The Topaz Museum Board is working on a strategy to determine how the Wakasa Monument will be displayed. Implementation of recommendations from the National Park Service and stone conservator John Lambert are nearly complete. Planning issues include: permanent location, interpretation, and budgeting. The Wakasa Monument is currently sheltered in the Topaz Museum courtyard after being relocated from the Topaz site in 2021.
On April 11, 1943, James Hatsuaki Wakasa was shot and killed by a military sentry as he was walking his dog near the fence. His killing was ruled as “justified” during the soldier’s court martial military trial. Nearly 2,000 Topaz incarcerees attended Mr. Wakasa’s funeral. In June, after friends erected a monument in his memory, they were ordered to remove it. Its location was uncertain until 2020, when a hand-drawn map was found in the National Archives and two archaeologists taking measurements from the map located the monument near the fence where Mr. Wakasa died.
The stone is unmarked and weighs about a ton.
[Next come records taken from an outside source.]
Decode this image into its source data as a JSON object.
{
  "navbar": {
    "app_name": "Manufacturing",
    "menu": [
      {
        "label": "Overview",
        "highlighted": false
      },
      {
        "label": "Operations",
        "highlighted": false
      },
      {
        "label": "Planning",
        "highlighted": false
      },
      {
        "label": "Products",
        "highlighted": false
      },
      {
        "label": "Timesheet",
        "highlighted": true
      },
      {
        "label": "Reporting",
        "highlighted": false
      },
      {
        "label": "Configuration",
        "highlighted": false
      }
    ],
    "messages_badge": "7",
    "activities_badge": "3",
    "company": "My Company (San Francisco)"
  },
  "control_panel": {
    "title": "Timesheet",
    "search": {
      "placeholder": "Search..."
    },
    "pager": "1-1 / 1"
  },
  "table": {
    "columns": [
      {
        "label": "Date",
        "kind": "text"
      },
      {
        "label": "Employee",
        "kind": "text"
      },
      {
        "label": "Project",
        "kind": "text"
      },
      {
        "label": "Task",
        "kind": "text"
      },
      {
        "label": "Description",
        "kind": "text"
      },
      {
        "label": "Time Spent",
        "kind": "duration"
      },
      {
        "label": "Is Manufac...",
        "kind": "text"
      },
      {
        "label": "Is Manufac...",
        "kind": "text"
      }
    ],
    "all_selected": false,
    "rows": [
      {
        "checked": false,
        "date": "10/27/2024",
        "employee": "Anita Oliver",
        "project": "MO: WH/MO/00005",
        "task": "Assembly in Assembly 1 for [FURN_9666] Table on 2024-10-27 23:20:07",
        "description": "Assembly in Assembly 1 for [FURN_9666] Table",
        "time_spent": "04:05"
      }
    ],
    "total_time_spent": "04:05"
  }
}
It looks like ordinary rocks brought from the mountains to the west of Topaz, except it is quite large. The discovery of this important artifact is significant, and discussions have begun about its future including the production of a documentary film.
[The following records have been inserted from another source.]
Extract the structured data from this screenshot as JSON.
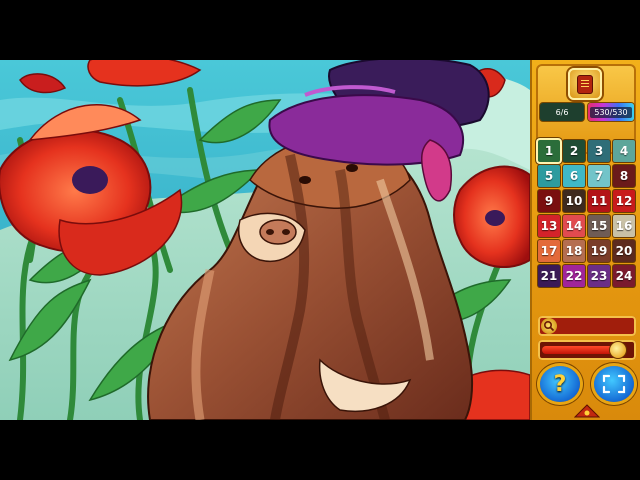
{
  "counters": {
    "colored": "6/6",
    "progress": "530/530"
  },
  "palette": [
    {
      "num": "1",
      "color": "#2b6d3a"
    },
    {
      "num": "2",
      "color": "#1f4d35"
    },
    {
      "num": "3",
      "color": "#2f6e78"
    },
    {
      "num": "4",
      "color": "#5da69a"
    },
    {
      "num": "5",
      "color": "#2c9b9f"
    },
    {
      "num": "6",
      "color": "#3fb8c6"
    },
    {
      "num": "7",
      "color": "#72c4c9"
    },
    {
      "num": "8",
      "color": "#6a1a1a"
    },
    {
      "num": "9",
      "color": "#7a0f10"
    },
    {
      "num": "10",
      "color": "#3e2a1e"
    },
    {
      "num": "11",
      "color": "#b31318"
    },
    {
      "num": "12",
      "color": "#c81b1b"
    },
    {
      "num": "13",
      "color": "#d4232a"
    },
    {
      "num": "14",
      "color": "#e14b4f"
    },
    {
      "num": "15",
      "color": "#6f5c55"
    },
    {
      "num": "16",
      "color": "#c9c1a6"
    },
    {
      "num": "17",
      "color": "#e36a3a"
    },
    {
      "num": "18",
      "color": "#b56e50"
    },
    {
      "num": "19",
      "color": "#7a3d2a"
    },
    {
      "num": "20",
      "color": "#5c2a1e"
    },
    {
      "num": "21",
      "color": "#3b1a57"
    },
    {
      "num": "22",
      "color": "#a0259a"
    },
    {
      "num": "23",
      "color": "#6b2e87"
    },
    {
      "num": "24",
      "color": "#7a1a2e"
    }
  ],
  "selected_color": "1",
  "zoom": {
    "level": 0.92
  },
  "colors": {
    "panel": "#e79a10",
    "accent": "#1469d4",
    "frame": "#a11e0c"
  },
  "icons": [
    "book-icon",
    "magnifier-icon",
    "question-icon",
    "fit-screen-icon",
    "palette-swatch-icon"
  ]
}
In July 2021, the archaeologists published a series of detailed reports about the Wakasa Monument, including its exact location. Seldom do archaeologists give the address and the GPS coordinates of sensitive objects, due to the risk of defacement or looting. In the midst of the Covid anti-Asian racism and previous acts of vandalism at the Topaz incarceration site, the Topaz Museum Board of Directors feared for the safety of the Wakasa Monument and acted swiftly to move the stone from its unprotected location at Topaz to the Topaz Museum courtyard in Delta where it is enclosed and secure.
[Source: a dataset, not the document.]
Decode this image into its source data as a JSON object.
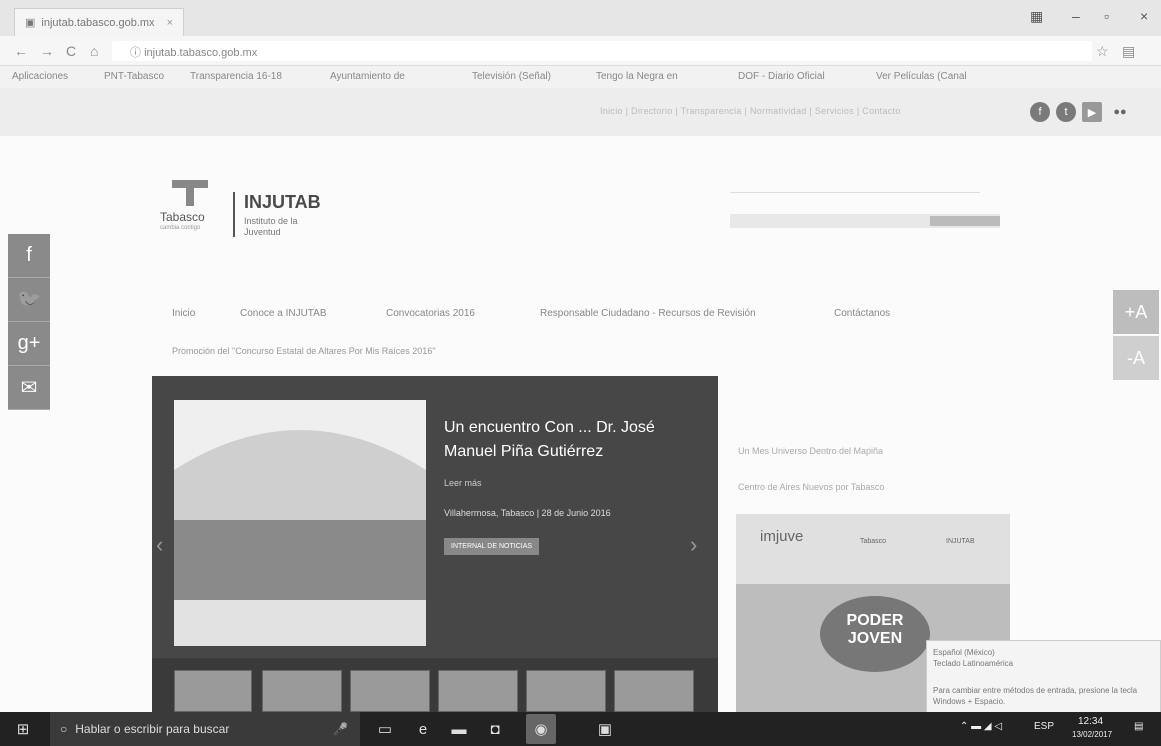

Some people who had been involved in the discussions about the monument’s future were outraged the Museum had acted without their input and formed the Wakasa Memorial Committee (WMC), claiming to represent the broader community and demanding equal partnership in future plans for the Wakasa Monument and its original site at the Topaz concentration camp.
The Museum Board has effusively apologized for removing the monument without notifying stakeholders, explaining that moving the monument was solely a question of protection.
A series of meetings have been held involving representatives from the NPS, the State Historic Preservation Office in Utah, the Topaz Museum Board, the WMC, and then-State Senator Jani Iwamoto. Those meetings led to the NPS report and an assessment and report from John Lambert, a stone conservator.
In April 2023, a two-day event commemorating the 80th anniversary of Mr. Wakasa’s killing was held in Utah, beginning in Salt Lake City with an update about the monument conservation and preservation and a presentation on Mr. Wakasa’s life in Japan before immigrating to the U.S. The following morning there was a ceremony at the Topaz site where he was killed and an afternoon ceremony at the Topaz Museum where people offered origami cranes during a procession that walked by the Wakasa Monument. More information about the Wakasa Monument can be found at the Friends of Topaz site.Friends of Topaz site.
Topaz Community Outreach Project
The Topaz Community Outreach Project’s public outreach project was a national community survey to submit ideas and opinions on the future of the Wakasa Monument and ways to commemorate the 80th anniversary of the killing of James Hatsuaki Wakasa. The Project launched in June 2022 and involved multiple engagement and communication approaches. The primary methods for public engagement were in-person and virtual meetings, and an online survey. Each of these efforts is summarized in the final report which can be downloaded HERE.
In total more than 450 community members participated in one or more project activities.